WHAT NEEDS TO BE DONE:
Show, from the records below, all lines that contain the word "protocol".

==== DATA IN THIS EXERCISE ====

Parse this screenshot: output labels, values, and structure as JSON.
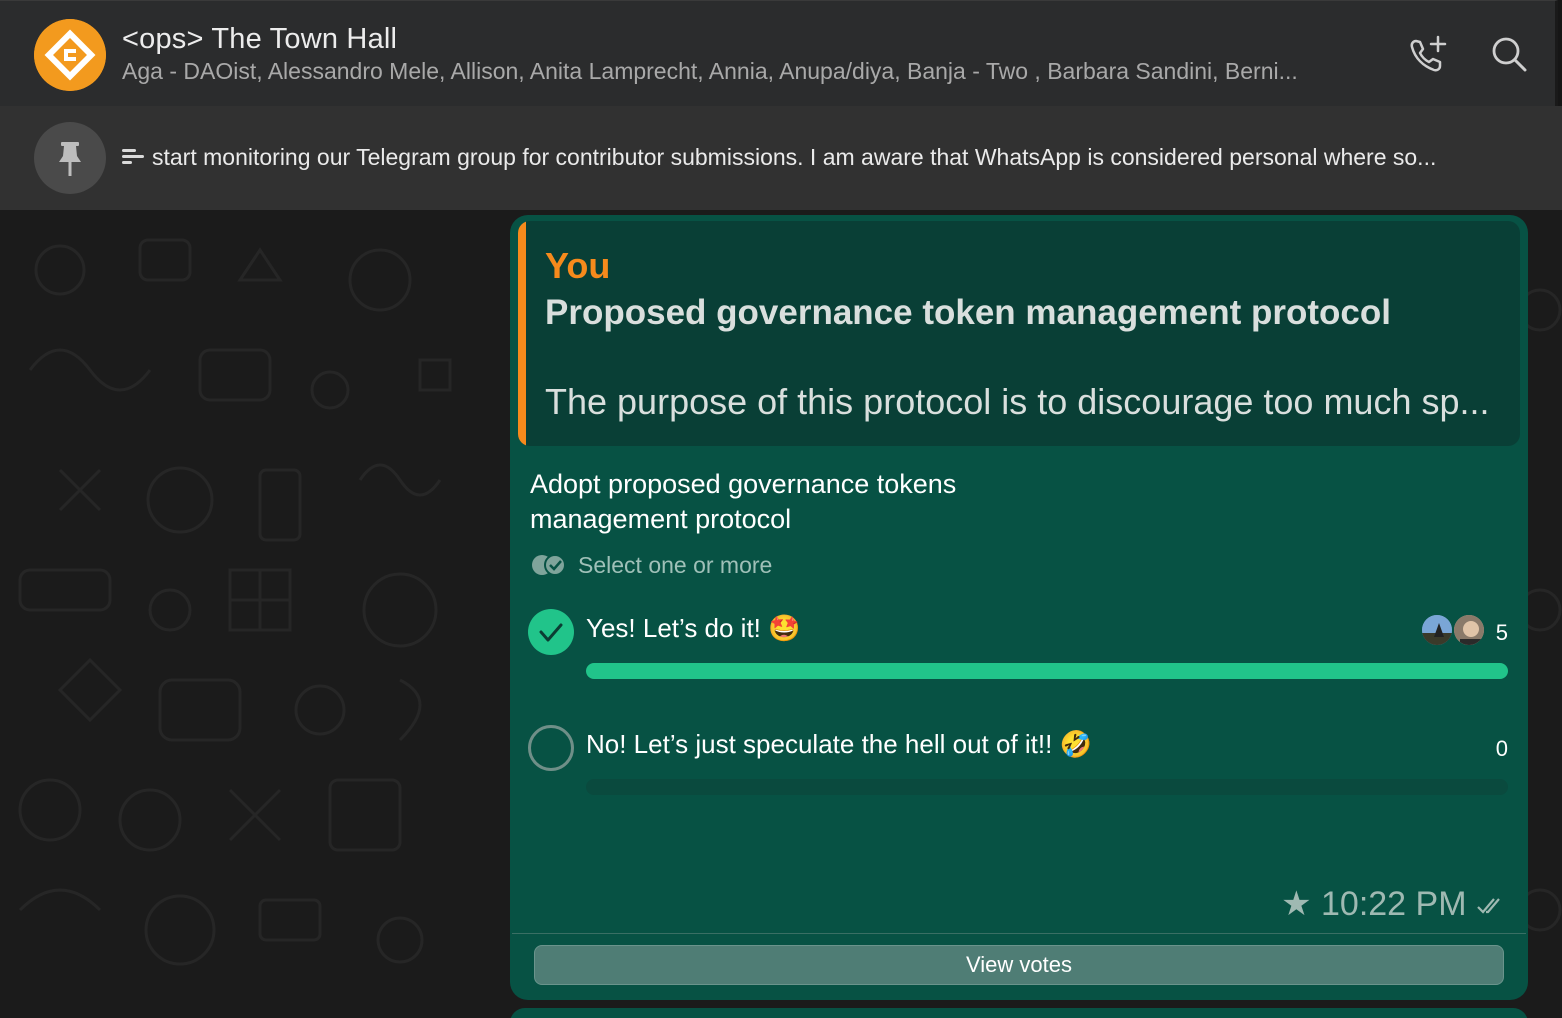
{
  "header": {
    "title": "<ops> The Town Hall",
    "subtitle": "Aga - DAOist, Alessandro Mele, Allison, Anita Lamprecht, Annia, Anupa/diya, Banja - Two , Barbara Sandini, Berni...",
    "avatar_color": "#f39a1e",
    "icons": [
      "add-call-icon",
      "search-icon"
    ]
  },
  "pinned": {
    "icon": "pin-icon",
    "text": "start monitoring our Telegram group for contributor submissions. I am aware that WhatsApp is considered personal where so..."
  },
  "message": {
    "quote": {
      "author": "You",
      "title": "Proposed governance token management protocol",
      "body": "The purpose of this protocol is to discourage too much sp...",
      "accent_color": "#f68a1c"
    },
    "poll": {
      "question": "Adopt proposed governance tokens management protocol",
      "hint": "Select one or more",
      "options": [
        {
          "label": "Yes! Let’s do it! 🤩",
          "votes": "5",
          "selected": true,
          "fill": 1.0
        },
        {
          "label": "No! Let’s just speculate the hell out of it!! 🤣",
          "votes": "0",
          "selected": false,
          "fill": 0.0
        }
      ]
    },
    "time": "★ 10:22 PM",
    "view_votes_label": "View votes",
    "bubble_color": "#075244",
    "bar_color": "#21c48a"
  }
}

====

RESPONSE TO THIS EXERCISE:
      "title": "Proposed governance token management protocol",
      "body": "The purpose of this protocol is to discourage too much sp...",
      "question": "Adopt proposed governance tokens management protocol",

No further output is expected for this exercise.